§ Task directions: A complete answer lists every line of the entries below where the string "发大水法打算放法打法手动发阿斯弗as" appears.

§ Data items:
· · · ·

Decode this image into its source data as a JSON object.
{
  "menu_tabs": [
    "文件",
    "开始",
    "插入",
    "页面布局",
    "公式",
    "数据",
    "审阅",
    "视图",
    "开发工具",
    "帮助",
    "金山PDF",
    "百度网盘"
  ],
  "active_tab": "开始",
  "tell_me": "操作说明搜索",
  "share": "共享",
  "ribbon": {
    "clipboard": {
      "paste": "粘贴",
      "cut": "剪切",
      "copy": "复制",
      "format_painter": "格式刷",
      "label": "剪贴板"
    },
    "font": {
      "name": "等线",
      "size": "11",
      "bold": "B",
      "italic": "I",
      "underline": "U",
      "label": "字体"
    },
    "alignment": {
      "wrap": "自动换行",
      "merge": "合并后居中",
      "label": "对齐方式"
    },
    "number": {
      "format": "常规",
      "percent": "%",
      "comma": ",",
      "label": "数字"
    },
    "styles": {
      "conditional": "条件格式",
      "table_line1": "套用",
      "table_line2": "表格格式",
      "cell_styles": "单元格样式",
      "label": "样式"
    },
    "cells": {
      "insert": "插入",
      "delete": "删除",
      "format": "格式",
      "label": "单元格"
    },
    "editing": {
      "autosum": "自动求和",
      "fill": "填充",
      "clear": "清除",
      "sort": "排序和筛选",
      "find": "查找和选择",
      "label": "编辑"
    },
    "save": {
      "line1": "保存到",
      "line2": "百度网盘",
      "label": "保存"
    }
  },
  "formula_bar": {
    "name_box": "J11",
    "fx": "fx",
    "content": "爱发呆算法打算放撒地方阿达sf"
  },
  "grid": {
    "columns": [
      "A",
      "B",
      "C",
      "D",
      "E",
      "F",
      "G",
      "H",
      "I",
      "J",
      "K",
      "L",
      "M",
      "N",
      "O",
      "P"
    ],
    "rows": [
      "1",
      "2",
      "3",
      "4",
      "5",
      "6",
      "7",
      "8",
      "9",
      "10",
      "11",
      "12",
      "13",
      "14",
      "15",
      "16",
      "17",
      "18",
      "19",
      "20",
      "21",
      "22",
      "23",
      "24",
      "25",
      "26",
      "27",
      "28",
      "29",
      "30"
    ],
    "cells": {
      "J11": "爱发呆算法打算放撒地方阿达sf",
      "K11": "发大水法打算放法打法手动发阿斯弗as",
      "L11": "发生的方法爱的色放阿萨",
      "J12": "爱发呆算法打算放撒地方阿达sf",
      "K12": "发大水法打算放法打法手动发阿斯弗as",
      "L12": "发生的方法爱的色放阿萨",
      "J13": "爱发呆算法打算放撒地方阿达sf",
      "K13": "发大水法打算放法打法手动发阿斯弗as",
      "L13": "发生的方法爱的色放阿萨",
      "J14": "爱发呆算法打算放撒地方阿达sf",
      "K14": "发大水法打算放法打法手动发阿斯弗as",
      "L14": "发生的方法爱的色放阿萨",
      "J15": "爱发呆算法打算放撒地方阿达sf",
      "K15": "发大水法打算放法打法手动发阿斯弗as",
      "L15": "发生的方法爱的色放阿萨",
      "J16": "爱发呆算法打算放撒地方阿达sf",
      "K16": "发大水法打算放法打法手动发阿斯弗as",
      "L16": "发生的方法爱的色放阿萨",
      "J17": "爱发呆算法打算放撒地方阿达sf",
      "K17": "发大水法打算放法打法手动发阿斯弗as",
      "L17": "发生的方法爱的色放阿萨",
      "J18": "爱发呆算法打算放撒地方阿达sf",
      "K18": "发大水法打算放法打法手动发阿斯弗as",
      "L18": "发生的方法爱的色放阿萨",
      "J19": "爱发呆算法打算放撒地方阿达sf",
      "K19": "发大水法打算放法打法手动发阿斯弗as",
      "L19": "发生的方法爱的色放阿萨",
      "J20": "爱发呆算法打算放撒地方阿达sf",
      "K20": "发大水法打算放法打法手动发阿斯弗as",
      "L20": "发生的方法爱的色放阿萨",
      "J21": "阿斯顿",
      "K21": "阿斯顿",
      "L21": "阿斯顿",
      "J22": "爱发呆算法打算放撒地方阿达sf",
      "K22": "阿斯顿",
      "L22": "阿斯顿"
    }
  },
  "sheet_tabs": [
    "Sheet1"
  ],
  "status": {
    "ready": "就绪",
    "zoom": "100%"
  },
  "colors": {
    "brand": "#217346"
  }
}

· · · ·

§ Reply:
      "K11": "发大水法打算放法打法手动发阿斯弗as",
      "K12": "发大水法打算放法打法手动发阿斯弗as",
      "K13": "发大水法打算放法打法手动发阿斯弗as",
      "K14": "发大水法打算放法打法手动发阿斯弗as",
      "K15": "发大水法打算放法打法手动发阿斯弗as",
      "K16": "发大水法打算放法打法手动发阿斯弗as",
      "K17": "发大水法打算放法打法手动发阿斯弗as",
      "K18": "发大水法打算放法打法手动发阿斯弗as",
      "K19": "发大水法打算放法打法手动发阿斯弗as",
      "K20": "发大水法打算放法打法手动发阿斯弗as",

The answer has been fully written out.